In this article, Brukhauser, a professor of public policy at Cornell analyses the preconceived notion of income inequality and hopes to look at to shed more light on how not only its measure but how to deal with it as well. By definition, income is “a post-tax, post-transfer, size-adjusted household income including the ex-ante value of in-kind health insurance benefits,” which revealed how inequality was either increasing or decreasing between the upper, middle and poor classes. As we discussed in class and other readings on intersectionality, there are more than one facet play into how inequality in wealth is adjusted and measured. In some cases, the general household income doesn’t do adequate justice in fulfilling basic and social needs. As Burkhauser hopes to suggest, the debate over income should be redefined as “the yearly accrued capital gains to measure yearly changes in wealth.” This way it attempts to measure the increase in taxpayer assets year by year and see that as income. Assets like ownership of property, thus making spikes in sales occur when its sold, but over the yearly gains. Those who own houses would see changes in their income if applied, as their home, being one large asset, would apply to their income analysis. So even if their income goes up, their living conditions stay the same. This is a whole idea of identifying inequality and wealth, but its necessary and sometimes refreshing to look beyond what is normally measured and see from an outside perspective other areas in which inequality and/or wealth can be analyzed. I do agree that there should be more measures in which income, wealth, and even how taxes are measured to families or individuals, but Burkhauser suggestion requires much more assumptions than would be beneficial in application. Also, his analysis as suggested down below reveals that income growth is far less extreme between the differences of wealth.
However, in the current state of how income is adjusted and analyzed, it could prove to be important to see it another way. As intersectionality would try to apply, there are more than just class and wealth involved. Resources, children resources, the market, competition, etc. are all things that are factors that have little data in comparison to inequality in wealth and income. Quality of life in living can be measured in so many ways, its refreshing to see how burkhauser is trying to see it more than what is said to be known.

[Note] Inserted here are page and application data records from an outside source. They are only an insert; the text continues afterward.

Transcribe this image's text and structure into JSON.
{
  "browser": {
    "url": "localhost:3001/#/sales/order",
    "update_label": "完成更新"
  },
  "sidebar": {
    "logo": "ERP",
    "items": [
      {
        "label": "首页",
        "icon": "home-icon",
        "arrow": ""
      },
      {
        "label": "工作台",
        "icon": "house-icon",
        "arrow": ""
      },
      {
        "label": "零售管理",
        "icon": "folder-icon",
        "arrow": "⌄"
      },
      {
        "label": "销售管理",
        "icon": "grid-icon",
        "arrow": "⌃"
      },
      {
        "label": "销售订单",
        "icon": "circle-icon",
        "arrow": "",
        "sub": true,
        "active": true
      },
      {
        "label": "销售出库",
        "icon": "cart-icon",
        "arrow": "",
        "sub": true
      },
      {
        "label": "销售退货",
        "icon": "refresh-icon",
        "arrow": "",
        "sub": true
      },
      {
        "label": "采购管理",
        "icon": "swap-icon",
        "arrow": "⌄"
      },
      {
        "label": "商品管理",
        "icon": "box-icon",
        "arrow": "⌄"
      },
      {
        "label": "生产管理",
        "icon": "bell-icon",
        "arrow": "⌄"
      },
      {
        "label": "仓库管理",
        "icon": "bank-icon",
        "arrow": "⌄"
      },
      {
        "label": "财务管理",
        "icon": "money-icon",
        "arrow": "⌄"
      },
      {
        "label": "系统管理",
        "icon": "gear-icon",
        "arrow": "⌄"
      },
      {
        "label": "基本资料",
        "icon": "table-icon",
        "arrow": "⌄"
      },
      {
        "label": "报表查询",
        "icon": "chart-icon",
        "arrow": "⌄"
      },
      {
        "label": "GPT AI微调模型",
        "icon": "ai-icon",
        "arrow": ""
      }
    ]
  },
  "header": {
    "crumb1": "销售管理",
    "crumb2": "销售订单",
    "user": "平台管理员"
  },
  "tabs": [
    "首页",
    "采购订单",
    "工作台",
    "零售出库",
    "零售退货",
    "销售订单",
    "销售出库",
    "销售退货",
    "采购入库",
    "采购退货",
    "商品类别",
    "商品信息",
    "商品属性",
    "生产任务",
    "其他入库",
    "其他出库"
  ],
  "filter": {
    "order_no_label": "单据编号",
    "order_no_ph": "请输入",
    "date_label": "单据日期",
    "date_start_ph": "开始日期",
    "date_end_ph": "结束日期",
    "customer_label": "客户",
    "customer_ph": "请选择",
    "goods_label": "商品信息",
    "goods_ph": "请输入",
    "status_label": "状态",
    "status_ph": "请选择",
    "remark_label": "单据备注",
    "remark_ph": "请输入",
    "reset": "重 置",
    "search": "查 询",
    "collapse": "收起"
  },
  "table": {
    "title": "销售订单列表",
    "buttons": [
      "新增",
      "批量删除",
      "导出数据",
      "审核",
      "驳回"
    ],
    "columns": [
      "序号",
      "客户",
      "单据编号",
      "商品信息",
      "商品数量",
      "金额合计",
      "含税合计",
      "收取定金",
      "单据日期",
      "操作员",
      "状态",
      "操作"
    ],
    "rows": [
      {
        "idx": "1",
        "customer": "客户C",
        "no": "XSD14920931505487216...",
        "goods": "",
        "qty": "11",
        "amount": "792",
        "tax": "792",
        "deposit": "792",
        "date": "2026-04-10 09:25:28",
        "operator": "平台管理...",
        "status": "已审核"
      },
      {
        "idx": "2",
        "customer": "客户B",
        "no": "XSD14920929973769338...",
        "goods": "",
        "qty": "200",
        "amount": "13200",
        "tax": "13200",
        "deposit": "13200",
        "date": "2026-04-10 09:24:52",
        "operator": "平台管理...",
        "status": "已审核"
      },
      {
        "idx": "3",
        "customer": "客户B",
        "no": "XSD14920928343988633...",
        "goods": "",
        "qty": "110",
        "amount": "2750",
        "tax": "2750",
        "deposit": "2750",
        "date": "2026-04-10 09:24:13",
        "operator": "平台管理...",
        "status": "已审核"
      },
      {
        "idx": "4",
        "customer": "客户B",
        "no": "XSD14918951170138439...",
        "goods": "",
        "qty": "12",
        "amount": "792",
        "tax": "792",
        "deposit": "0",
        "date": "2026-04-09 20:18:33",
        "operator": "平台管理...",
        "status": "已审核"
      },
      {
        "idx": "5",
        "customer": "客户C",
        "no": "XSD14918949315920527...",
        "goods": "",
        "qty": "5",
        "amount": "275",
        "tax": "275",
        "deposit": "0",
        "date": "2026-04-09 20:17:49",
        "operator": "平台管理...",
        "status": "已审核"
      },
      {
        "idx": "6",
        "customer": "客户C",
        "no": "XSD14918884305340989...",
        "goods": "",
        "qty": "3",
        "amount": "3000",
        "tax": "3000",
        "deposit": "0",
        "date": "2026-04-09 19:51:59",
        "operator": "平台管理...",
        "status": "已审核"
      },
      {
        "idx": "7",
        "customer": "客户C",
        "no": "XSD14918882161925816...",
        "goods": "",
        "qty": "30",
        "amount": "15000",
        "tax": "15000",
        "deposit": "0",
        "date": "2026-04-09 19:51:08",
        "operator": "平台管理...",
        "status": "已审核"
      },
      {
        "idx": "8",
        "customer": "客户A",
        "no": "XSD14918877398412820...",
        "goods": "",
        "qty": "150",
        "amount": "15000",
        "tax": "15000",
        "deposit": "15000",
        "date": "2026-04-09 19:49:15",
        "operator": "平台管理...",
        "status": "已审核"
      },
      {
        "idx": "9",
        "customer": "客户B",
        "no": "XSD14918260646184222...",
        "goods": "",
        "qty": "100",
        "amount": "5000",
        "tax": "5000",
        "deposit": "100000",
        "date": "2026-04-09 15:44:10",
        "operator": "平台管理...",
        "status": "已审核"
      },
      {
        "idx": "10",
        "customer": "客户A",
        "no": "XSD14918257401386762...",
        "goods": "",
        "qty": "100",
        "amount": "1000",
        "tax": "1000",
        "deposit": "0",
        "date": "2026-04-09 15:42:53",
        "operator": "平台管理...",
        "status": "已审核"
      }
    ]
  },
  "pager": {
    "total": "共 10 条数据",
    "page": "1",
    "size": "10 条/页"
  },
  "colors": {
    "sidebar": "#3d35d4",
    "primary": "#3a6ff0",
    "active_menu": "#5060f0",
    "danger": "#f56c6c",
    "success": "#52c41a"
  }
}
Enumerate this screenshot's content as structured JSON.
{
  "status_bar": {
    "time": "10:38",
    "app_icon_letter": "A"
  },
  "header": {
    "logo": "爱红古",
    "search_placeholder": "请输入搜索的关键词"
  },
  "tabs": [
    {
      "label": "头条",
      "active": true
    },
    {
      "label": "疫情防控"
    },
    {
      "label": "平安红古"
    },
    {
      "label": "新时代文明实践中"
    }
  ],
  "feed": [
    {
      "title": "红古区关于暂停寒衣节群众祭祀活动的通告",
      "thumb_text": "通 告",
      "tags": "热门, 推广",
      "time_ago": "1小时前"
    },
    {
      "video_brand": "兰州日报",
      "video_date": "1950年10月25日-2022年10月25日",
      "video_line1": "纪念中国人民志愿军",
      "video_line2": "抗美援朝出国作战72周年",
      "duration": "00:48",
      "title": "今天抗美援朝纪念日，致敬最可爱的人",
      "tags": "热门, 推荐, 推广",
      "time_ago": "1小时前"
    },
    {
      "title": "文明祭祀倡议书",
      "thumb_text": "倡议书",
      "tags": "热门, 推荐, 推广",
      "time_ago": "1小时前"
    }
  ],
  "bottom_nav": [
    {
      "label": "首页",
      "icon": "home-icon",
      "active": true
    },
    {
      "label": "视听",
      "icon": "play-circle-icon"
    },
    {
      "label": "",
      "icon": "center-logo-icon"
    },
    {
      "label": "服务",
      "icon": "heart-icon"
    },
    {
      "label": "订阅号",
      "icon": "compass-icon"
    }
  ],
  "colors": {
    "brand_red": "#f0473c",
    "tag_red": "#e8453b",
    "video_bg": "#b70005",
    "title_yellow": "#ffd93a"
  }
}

Its these steps of theory and analysis that I think will help us understand inequality and wealth a little more.
And here is what Burkhauser suggests with his definition of income: